Marsh Hawk Stubble Nest

Marsh Hawk Stubble Nest

On the next pass around the field I noticed an enormous bird fly from the uncut grain we were approaching as the combine reel flailed along like a rapidly moving ferris-wheel. Brad immediately stopped the machine and said he it was one of several marsh hawks with whom he had shared his property. Brad is an advocate of natural growing systems and seeks to preserve native species, so was concerned that the hawk’s next was likely in the path of the combine’s next round. We descended the ladder and slowly approached the area in the uncut wheat from which the bird had taken flight. Sure enough there we found a trampled area about two feet in diameter with two white eggs resting in the center. Late July seems somewhat late for a hatch, but not being experts on marsh hawk habits we thought the eggs were likely still vital or they would not still be tended. So we returned to the machine and cut in a wide circle all around the next to keep it protected, and hoped no coyotes would find their way to the small golden sanctuary.

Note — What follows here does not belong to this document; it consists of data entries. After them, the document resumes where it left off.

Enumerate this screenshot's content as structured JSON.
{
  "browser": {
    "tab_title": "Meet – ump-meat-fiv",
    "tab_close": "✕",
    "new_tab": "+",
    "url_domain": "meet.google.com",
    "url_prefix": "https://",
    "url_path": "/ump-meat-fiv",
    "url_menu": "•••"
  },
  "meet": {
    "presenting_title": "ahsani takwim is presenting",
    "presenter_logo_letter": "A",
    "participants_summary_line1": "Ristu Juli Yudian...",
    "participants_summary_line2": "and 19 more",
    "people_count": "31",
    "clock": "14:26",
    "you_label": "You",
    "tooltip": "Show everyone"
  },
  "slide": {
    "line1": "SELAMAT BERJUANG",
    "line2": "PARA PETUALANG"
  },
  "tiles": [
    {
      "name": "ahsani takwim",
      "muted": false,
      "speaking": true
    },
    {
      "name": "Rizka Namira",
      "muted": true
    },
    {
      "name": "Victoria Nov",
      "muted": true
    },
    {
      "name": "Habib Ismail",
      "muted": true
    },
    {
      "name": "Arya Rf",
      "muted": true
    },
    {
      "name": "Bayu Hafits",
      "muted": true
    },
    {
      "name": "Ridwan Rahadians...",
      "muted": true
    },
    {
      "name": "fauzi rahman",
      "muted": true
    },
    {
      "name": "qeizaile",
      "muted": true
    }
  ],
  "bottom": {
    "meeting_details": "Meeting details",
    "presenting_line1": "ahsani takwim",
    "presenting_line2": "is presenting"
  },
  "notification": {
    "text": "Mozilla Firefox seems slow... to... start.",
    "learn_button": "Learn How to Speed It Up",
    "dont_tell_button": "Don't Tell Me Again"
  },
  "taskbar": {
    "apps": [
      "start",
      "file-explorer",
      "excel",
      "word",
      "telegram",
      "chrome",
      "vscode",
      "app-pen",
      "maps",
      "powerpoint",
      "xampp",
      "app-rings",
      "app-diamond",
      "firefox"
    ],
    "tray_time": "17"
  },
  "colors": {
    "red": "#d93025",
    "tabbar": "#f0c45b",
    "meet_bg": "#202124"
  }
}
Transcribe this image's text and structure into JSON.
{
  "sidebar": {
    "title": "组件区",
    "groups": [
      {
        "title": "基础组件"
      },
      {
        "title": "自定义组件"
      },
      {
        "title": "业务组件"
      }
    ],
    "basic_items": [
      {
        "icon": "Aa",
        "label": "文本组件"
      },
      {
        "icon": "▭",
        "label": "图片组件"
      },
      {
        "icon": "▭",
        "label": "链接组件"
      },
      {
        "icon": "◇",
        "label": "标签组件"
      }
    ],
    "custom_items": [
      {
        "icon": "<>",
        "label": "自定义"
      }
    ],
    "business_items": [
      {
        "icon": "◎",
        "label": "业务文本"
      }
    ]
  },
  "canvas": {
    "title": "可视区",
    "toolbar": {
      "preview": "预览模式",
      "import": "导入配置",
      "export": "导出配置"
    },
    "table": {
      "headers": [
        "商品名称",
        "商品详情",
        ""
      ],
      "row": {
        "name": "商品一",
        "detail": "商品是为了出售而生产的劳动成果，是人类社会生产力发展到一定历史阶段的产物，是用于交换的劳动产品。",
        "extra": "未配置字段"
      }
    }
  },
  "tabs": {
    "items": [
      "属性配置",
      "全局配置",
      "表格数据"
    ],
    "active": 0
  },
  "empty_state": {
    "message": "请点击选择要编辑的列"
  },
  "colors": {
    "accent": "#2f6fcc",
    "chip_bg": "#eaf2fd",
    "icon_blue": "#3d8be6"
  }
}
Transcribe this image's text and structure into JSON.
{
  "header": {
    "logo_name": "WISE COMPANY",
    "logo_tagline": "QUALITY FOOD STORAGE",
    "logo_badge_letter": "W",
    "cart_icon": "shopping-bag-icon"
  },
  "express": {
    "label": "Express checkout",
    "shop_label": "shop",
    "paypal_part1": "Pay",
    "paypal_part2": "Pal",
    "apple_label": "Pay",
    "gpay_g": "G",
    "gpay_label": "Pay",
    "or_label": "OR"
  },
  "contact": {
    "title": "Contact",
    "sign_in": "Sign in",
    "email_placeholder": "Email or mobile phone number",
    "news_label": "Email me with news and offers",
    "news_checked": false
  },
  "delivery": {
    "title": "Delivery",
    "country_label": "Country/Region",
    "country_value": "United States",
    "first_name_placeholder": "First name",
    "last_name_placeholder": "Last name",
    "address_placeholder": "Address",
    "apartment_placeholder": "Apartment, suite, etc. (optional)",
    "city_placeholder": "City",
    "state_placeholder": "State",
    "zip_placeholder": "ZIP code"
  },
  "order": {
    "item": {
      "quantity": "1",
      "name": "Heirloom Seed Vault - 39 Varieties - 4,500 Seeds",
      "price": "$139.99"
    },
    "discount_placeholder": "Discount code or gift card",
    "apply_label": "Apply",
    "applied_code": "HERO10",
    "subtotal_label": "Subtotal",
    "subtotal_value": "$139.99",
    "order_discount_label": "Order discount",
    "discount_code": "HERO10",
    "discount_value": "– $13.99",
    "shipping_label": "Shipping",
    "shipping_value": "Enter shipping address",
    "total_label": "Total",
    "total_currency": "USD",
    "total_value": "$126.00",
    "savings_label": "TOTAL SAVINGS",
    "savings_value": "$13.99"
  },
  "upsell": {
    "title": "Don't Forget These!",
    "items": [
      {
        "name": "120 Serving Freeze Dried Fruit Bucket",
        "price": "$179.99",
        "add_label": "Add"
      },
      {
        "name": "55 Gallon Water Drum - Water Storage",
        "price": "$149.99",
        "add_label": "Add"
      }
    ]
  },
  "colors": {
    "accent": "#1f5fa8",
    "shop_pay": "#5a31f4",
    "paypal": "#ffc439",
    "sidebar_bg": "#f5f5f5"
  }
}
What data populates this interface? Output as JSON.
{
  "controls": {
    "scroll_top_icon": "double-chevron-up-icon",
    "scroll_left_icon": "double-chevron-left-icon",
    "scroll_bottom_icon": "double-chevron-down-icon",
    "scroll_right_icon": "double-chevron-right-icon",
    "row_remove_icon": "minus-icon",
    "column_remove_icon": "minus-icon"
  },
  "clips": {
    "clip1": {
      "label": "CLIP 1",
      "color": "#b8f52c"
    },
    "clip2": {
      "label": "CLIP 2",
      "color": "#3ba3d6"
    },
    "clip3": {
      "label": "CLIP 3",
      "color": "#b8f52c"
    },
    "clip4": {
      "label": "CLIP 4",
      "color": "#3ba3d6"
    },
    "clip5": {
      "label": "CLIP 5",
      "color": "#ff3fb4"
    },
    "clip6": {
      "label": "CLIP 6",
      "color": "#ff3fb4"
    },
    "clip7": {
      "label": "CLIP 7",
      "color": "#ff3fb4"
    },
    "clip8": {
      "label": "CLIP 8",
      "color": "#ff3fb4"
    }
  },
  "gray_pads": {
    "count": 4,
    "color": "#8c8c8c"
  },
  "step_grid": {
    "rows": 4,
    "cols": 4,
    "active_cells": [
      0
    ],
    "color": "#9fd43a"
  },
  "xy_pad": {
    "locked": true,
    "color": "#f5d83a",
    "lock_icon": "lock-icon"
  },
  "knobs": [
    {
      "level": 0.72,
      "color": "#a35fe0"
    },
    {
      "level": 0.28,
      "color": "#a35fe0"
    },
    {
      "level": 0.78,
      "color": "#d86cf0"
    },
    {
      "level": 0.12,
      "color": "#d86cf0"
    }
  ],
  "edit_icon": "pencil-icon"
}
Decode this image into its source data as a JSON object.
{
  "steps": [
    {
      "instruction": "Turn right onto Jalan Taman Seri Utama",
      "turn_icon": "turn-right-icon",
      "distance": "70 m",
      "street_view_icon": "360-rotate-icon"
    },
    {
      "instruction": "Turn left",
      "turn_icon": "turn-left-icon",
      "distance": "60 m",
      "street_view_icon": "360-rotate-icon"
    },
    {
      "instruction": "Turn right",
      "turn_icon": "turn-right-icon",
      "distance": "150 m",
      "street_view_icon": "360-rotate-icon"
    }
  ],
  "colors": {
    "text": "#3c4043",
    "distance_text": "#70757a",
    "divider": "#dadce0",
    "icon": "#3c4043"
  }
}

Later in the day I took a sample of the Turkey Red to the Connell Grain Growers substantial grain handling facility in Kennewick in order to get it tested for protein and moisture. The place is a massive complex located along the Columbia River and a several tractor-trailers filled with wheat were waiting in line to dump their loads in the elevator grates for storage in the adjacent concrete and metal silos. I was ably assisted by Kara Shibley, Angie Garcia, and Jose Carrea-Moya who shared my interest in heritage grains though our conversation was regularly interrupted by intercom calls and other office traffic attesting the incredible pace of harvest work inside such offices as well as out in the fields. The result came back in moments most satisfactorily, so we did it again with another sample and the numbers were identical—low 9.1% moisture, and very strong 13.5% protein—fully two percent higher than the average of modern hard red wheats then coming to the elevator. With that good news it was back to work and preparations to harvest our stands of soft red English Squarehead (aka Red Russian), Purple Egyptian hulless barley, and other grains scarcely seen in the region for over a century. The flavorful and nutritious adventure continues!

Jose Correa-Moya Testing Turkey Red Wheat for Moisture and Protein;   CHS Elevator; Pasco, Washington

Jose Correa-Moya Testing Turkey Red Wheat for Moisture and Protein; CHS Elevator; Pasco, Washington